New generation antiretroviral drugs (ARVs) could cost 500 percent more than those now being dispensed by the health department, Health Minister Manto Tshabalala-Msimang said on Tuesday.
Government will increase its spending on a variety of programmes in the social sector including teachers' salaries, health, welfare and public transport, said Finance Minister Trevor Manuel in his annual budget speech in Parliament today.
Tobacco excise tax increases in the budget seem to be as inevitable as night following day.
Over the past two weeks, the Global Fund was involved in a public argument with the government of South Africa over whether Global Fund grants to South Africa are being disbursed quickly enough.
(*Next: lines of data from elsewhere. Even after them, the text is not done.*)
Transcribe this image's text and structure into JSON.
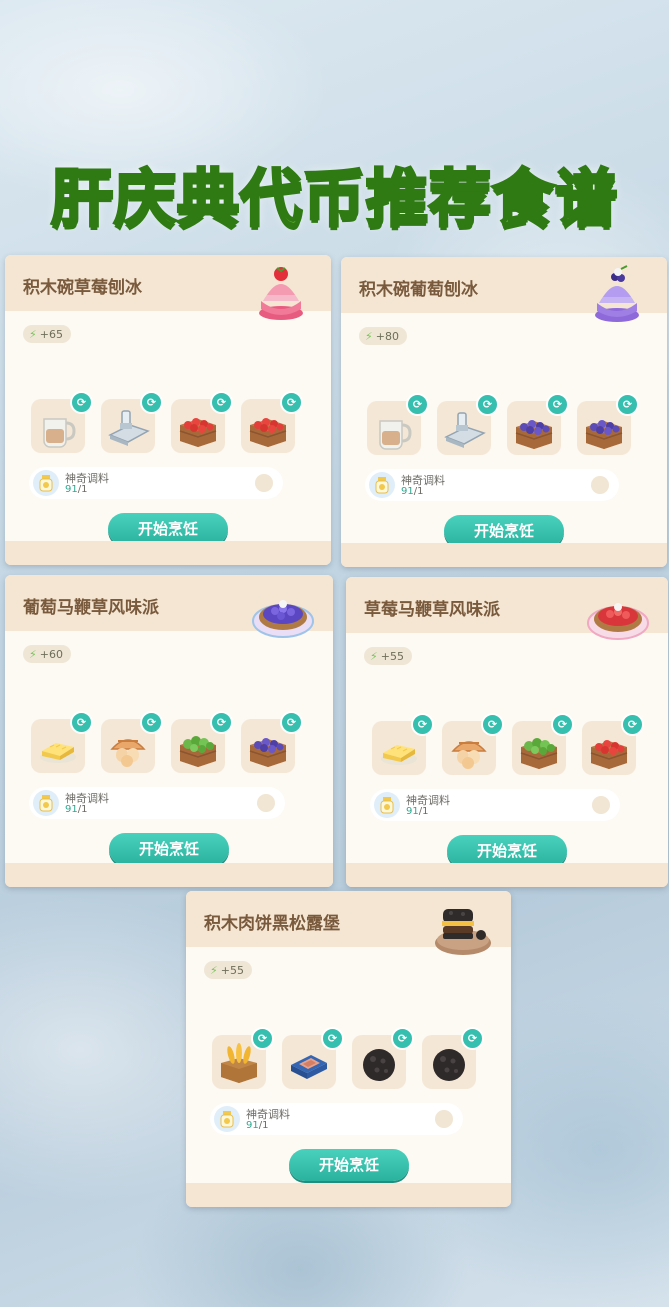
{
  "banner_title": "肝庆典代币推荐食谱",
  "common": {
    "seasoning_name": "神奇调料",
    "seasoning_have": "91",
    "seasoning_need": "/1",
    "cook_label": "开始烹饪",
    "swap_glyph": "⟳",
    "energy_glyph": "⚡"
  },
  "recipes": [
    {
      "name": "积木碗草莓刨冰",
      "energy": "+65",
      "dish_icon": "strawberry-shaved-ice",
      "ingredients": [
        "milk-jug-icon",
        "ice-tray-icon",
        "strawberry-crate-icon",
        "strawberry-crate-icon"
      ]
    },
    {
      "name": "积木碗葡萄刨冰",
      "energy": "+80",
      "dish_icon": "grape-shaved-ice",
      "ingredients": [
        "milk-jug-icon",
        "ice-tray-icon",
        "grape-crate-icon",
        "grape-crate-icon"
      ]
    },
    {
      "name": "葡萄马鞭草风味派",
      "energy": "+60",
      "dish_icon": "grape-pie",
      "ingredients": [
        "butter-icon",
        "egg-basket-icon",
        "verbena-crate-icon",
        "grape-crate-icon"
      ]
    },
    {
      "name": "草莓马鞭草风味派",
      "energy": "+55",
      "dish_icon": "strawberry-pie",
      "ingredients": [
        "butter-icon",
        "egg-basket-icon",
        "verbena-crate-icon",
        "strawberry-crate-icon"
      ]
    },
    {
      "name": "积木肉饼黑松露堡",
      "energy": "+55",
      "dish_icon": "truffle-burger",
      "ingredients": [
        "wheat-crate-icon",
        "meat-package-icon",
        "black-truffle-icon",
        "black-truffle-icon"
      ]
    }
  ],
  "colors": {
    "accent": "#36bfae",
    "card_header": "#f4e6d3",
    "title_green": "#7fcf3a"
  }
}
The reduction will drop the price of Combivir, an HIV/Aids treatment recommended by the World Health Organisation, to 90 cents a day in 63 developing countries, including South Africa. The pharmaceutical company announced it would also reduce the price of Epivir, commonly known at 3TC and Retrovir, also known as AZT, by 45% and 38% respectively. TAC spokesperson Nathan Geffen said the price reduction was not being made available to pharmacies which was where most patients obtained their medication. Only about a 1 000 people get their medication through the public health system. Most people get their medication in the private sector. Geffen said the only way of keeping prices substantially low was through generic competition. He said GlaxoSmithKline also needed to clarify if it was going to lower the price of Lamibudine. Combivir is made up of AZT and Lamibudine. He said while Glaxo's action was insufficient, the positive side was that the drugs were being offered to employers who were treating their workers who were not part of medical aid plans. Jean-Pierre Garnier, Glaxo's chief executive, emphasised yesterday that this was not its first price cut. Glaxo has said it has trebled sales from two million people treated to six million in the 63 poorest countries between 2001 and 2002. Sales had not increased much since the last price cut, but manufacturing processes had improved. (Source: Sapa, Guardian Newspapers Limited 2003, Sapa,29 April 2003)